■ Data in this exercise:
>>>>>

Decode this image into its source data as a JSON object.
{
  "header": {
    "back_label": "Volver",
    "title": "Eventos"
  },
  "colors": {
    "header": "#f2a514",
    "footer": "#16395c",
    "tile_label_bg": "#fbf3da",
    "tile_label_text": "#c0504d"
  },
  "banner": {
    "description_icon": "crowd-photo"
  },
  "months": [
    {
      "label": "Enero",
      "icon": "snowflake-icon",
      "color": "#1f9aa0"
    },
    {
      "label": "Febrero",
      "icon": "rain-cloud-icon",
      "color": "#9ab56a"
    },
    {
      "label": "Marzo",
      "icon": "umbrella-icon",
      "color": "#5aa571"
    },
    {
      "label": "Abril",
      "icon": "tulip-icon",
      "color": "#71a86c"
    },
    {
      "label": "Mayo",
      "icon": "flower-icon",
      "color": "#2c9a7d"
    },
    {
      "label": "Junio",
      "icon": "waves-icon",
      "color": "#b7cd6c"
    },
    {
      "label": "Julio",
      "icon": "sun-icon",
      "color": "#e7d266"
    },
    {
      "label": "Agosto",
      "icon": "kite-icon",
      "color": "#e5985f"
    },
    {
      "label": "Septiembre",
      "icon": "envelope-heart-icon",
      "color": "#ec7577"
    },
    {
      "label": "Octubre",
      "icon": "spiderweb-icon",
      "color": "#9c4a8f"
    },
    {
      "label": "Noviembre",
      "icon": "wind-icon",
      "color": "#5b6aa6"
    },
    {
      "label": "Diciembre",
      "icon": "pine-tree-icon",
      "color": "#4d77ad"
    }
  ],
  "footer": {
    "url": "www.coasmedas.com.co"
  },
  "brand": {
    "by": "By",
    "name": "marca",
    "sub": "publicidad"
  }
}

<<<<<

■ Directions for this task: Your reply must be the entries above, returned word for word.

■ Exercise answer:
Decode this image into its source data as a JSON object.
{
  "header": {
    "back_label": "Volver",
    "title": "Eventos"
  },
  "colors": {
    "header": "#f2a514",
    "footer": "#16395c",
    "tile_label_bg": "#fbf3da",
    "tile_label_text": "#c0504d"
  },
  "banner": {
    "description_icon": "crowd-photo"
  },
  "months": [
    {
      "label": "Enero",
      "icon": "snowflake-icon",
      "color": "#1f9aa0"
    },
    {
      "label": "Febrero",
      "icon": "rain-cloud-icon",
      "color": "#9ab56a"
    },
    {
      "label": "Marzo",
      "icon": "umbrella-icon",
      "color": "#5aa571"
    },
    {
      "label": "Abril",
      "icon": "tulip-icon",
      "color": "#71a86c"
    },
    {
      "label": "Mayo",
      "icon": "flower-icon",
      "color": "#2c9a7d"
    },
    {
      "label": "Junio",
      "icon": "waves-icon",
      "color": "#b7cd6c"
    },
    {
      "label": "Julio",
      "icon": "sun-icon",
      "color": "#e7d266"
    },
    {
      "label": "Agosto",
      "icon": "kite-icon",
      "color": "#e5985f"
    },
    {
      "label": "Septiembre",
      "icon": "envelope-heart-icon",
      "color": "#ec7577"
    },
    {
      "label": "Octubre",
      "icon": "spiderweb-icon",
      "color": "#9c4a8f"
    },
    {
      "label": "Noviembre",
      "icon": "wind-icon",
      "color": "#5b6aa6"
    },
    {
      "label": "Diciembre",
      "icon": "pine-tree-icon",
      "color": "#4d77ad"
    }
  ],
  "footer": {
    "url": "www.coasmedas.com.co"
  },
  "brand": {
    "by": "By",
    "name": "marca",
    "sub": "publicidad"
  }
}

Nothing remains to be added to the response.